Problem details:
Across the entries below, tally every line that holds the word "structure". Give only the tally.

Listed entries:
--- START ---

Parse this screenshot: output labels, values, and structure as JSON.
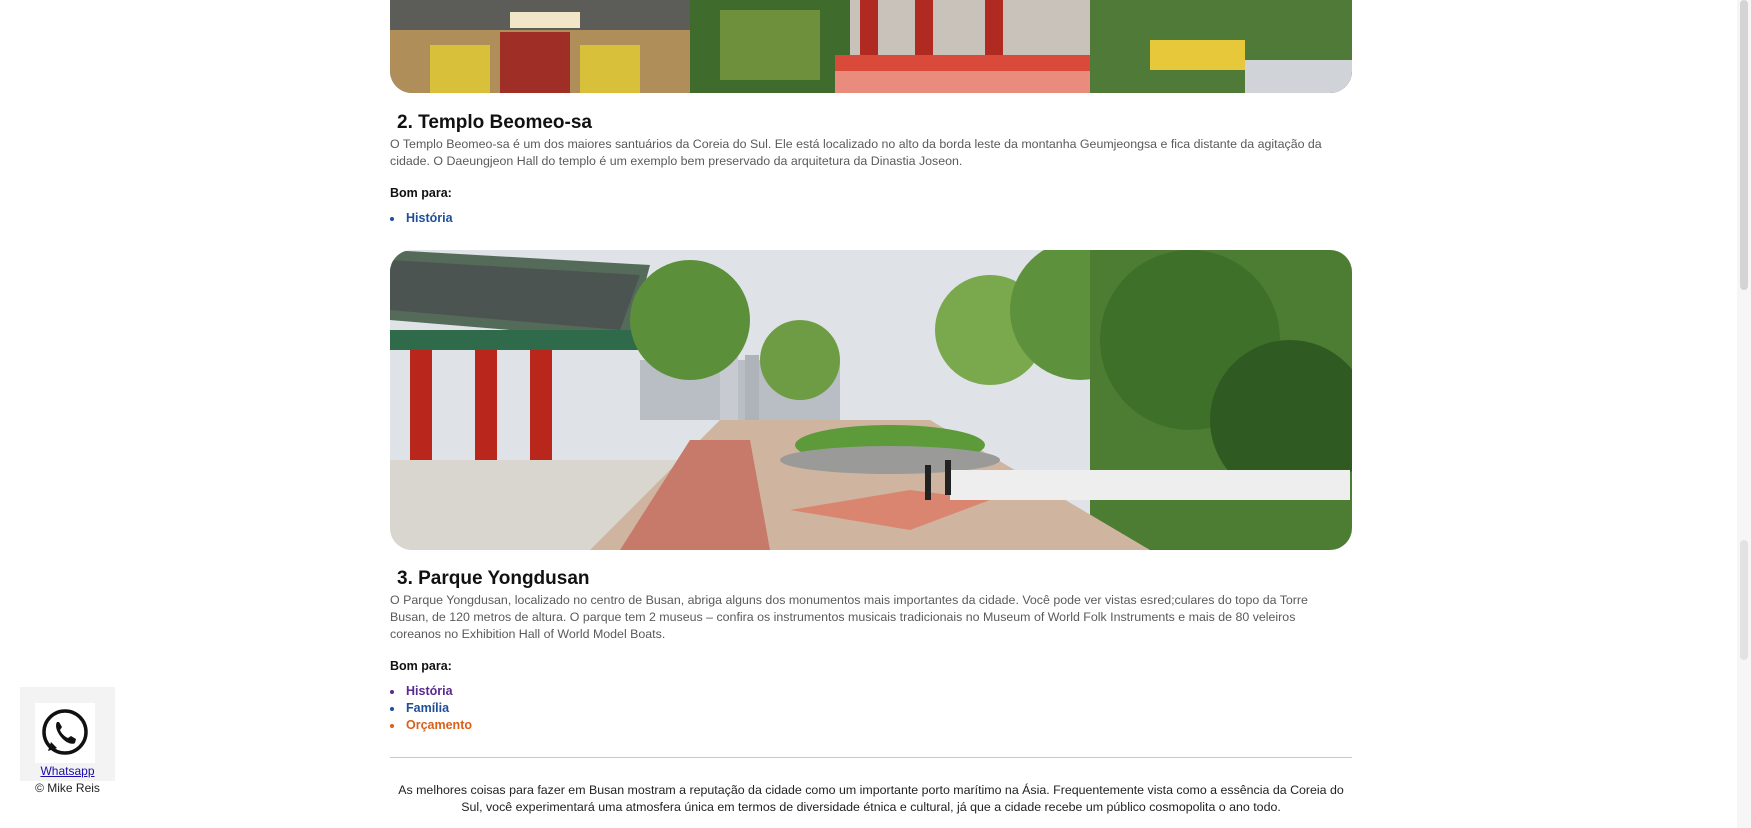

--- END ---
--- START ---

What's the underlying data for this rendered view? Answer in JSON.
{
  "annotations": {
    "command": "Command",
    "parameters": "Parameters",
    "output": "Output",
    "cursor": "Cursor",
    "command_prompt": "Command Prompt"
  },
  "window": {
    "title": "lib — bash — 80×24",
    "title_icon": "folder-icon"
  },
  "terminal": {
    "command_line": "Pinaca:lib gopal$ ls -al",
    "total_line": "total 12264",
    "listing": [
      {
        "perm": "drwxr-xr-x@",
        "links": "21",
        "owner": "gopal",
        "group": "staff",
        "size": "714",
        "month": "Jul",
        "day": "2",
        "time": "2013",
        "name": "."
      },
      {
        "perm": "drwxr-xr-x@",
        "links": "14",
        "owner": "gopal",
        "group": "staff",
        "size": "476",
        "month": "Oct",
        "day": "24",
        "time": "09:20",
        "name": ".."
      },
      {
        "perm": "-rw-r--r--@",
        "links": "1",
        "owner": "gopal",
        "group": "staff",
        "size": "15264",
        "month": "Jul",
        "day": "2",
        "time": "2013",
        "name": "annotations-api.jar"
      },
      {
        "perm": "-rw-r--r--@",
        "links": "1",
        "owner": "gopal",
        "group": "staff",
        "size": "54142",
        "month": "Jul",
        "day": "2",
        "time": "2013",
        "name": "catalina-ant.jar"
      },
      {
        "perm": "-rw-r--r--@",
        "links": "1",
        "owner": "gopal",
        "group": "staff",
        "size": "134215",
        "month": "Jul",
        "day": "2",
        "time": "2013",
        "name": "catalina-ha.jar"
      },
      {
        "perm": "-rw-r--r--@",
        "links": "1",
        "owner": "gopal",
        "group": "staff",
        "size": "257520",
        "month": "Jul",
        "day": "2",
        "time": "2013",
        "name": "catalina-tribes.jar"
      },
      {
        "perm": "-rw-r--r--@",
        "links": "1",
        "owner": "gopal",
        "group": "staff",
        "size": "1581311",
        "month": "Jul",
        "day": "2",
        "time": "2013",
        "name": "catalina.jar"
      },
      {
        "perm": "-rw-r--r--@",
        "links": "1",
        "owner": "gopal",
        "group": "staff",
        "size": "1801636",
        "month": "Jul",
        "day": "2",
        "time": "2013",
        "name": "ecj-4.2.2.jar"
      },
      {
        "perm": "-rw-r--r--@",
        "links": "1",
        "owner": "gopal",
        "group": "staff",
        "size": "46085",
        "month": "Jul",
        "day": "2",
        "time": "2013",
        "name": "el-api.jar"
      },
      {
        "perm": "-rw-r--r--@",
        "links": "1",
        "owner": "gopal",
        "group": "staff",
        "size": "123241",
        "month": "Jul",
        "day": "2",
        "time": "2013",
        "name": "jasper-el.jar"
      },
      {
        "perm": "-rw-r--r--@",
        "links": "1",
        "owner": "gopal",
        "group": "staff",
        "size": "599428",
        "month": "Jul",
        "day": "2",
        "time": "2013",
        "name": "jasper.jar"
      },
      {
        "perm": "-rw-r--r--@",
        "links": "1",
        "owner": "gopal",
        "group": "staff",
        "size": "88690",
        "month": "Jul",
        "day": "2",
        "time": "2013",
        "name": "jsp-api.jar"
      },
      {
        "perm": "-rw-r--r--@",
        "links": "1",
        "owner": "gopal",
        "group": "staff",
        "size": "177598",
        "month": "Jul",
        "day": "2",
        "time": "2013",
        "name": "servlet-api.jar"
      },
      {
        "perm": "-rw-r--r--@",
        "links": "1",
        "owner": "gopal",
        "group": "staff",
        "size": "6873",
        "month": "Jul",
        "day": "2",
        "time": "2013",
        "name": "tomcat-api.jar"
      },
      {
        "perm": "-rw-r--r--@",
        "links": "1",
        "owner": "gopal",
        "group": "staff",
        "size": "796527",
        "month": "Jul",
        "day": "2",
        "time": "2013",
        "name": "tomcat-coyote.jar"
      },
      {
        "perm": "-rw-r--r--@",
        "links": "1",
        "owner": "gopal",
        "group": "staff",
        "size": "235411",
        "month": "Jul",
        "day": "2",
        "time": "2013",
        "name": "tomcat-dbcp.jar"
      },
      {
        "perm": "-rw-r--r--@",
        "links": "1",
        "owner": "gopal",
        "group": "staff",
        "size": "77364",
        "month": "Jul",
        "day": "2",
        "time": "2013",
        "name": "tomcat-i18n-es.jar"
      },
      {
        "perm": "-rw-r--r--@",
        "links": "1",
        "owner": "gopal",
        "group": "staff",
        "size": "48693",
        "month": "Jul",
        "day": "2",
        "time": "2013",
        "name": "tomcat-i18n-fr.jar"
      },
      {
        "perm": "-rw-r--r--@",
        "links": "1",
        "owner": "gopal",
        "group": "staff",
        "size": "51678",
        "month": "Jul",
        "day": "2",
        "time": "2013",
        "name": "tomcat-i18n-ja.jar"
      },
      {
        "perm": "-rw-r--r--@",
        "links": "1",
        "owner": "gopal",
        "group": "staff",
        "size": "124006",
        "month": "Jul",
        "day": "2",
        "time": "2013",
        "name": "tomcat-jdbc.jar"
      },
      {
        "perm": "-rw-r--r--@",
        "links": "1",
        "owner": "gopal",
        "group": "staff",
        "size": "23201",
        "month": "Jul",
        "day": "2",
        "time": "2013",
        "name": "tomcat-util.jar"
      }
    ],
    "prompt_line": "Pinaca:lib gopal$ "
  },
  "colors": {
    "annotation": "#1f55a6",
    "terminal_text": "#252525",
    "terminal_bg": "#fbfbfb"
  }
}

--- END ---
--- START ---

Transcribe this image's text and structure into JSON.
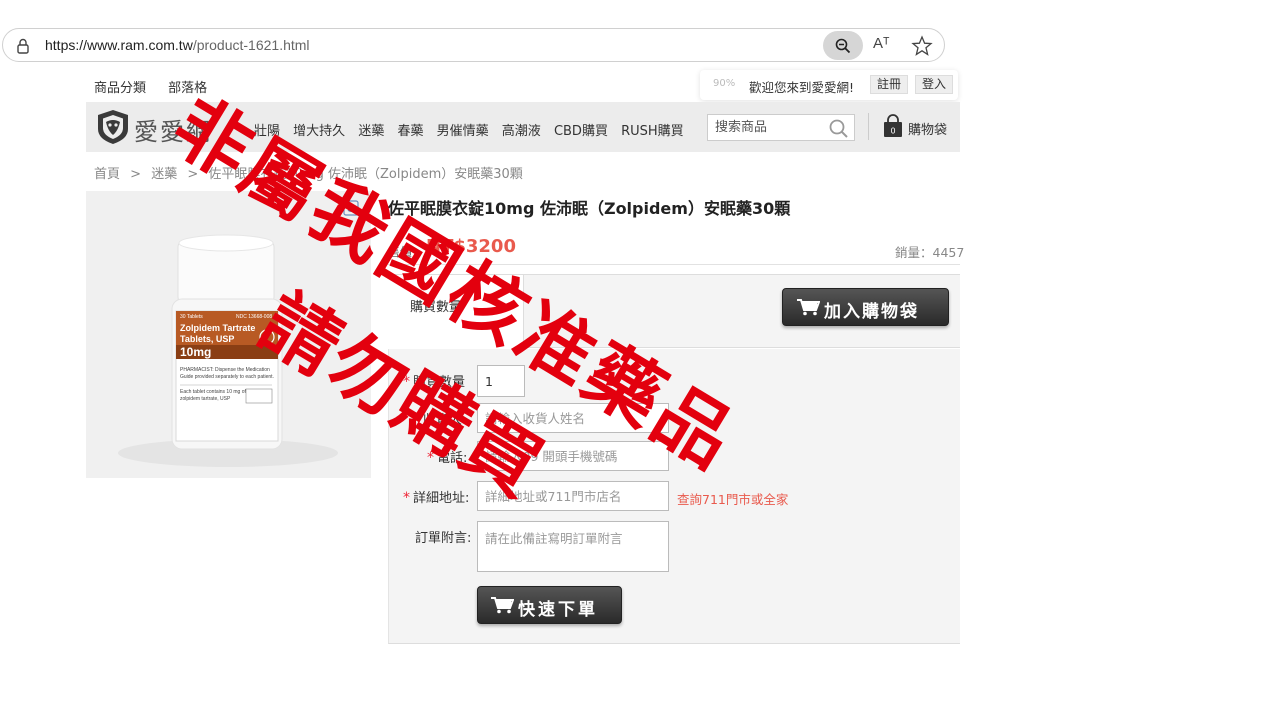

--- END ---

Solution to the exercise:
2